**Assignment**
Count up the lines below in which the string "screenshot" appears. The reply should be that number alone.
Segment Start: Data to process
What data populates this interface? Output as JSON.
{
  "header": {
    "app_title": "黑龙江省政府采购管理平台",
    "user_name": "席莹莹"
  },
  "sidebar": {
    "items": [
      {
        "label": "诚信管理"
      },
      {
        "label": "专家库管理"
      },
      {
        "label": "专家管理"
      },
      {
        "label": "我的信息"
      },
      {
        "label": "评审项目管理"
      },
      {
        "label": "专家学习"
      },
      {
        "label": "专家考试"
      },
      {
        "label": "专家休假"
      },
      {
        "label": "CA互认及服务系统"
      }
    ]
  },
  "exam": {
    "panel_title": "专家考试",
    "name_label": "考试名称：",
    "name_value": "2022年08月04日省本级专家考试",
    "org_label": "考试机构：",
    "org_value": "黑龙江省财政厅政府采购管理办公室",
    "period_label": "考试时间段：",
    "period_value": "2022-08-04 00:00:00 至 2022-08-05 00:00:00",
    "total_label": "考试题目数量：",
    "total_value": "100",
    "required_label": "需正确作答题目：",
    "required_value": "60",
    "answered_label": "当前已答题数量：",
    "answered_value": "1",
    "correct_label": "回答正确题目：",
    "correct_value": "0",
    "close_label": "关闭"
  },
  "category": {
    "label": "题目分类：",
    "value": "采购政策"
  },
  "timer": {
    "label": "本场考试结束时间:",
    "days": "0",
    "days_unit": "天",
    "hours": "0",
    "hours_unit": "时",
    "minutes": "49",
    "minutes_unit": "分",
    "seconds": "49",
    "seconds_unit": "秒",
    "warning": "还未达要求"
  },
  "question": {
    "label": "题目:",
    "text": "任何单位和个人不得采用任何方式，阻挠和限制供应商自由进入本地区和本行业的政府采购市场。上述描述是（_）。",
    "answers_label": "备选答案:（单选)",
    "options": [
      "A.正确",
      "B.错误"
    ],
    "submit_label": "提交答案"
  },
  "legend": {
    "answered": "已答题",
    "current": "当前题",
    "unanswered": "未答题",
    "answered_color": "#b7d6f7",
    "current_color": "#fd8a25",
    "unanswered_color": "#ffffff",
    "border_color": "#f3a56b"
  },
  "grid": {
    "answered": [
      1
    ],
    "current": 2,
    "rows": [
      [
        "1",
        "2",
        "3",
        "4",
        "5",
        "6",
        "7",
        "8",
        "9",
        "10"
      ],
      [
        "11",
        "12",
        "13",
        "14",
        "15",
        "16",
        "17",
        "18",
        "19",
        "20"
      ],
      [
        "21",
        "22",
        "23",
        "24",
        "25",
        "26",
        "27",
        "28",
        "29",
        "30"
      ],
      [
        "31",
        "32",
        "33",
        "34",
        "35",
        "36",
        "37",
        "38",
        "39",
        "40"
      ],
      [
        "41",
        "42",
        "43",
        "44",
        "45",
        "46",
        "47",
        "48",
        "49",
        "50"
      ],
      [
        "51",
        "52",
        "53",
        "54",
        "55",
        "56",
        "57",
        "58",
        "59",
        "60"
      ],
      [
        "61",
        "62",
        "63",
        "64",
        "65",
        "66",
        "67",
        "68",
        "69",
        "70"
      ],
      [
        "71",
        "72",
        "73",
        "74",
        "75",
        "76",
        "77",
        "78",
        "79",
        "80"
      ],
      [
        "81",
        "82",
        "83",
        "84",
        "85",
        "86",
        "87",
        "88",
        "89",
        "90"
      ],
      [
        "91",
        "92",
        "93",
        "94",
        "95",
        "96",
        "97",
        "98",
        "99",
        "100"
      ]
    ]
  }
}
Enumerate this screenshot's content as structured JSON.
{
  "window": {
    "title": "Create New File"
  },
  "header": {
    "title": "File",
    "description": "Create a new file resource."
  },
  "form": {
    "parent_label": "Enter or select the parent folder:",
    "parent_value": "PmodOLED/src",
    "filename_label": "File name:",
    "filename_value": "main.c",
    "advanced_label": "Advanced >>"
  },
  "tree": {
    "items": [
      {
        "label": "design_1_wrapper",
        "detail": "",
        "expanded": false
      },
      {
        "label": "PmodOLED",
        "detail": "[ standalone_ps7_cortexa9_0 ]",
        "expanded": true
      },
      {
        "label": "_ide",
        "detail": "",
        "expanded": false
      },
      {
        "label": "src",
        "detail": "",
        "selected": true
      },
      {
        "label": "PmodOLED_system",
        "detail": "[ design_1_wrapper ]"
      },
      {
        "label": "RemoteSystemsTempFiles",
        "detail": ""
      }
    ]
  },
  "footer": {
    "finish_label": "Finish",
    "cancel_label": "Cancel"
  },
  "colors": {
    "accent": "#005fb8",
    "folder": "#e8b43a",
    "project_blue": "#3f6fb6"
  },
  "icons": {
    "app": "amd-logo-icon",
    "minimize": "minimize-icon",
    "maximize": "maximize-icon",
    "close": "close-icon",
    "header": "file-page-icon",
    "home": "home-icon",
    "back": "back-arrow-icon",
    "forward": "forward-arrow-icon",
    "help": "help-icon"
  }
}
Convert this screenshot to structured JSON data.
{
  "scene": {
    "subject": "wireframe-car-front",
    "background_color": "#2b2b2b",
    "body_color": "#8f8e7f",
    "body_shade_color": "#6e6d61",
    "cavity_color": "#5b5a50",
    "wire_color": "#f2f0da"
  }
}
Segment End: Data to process
**Solution for this problem**
2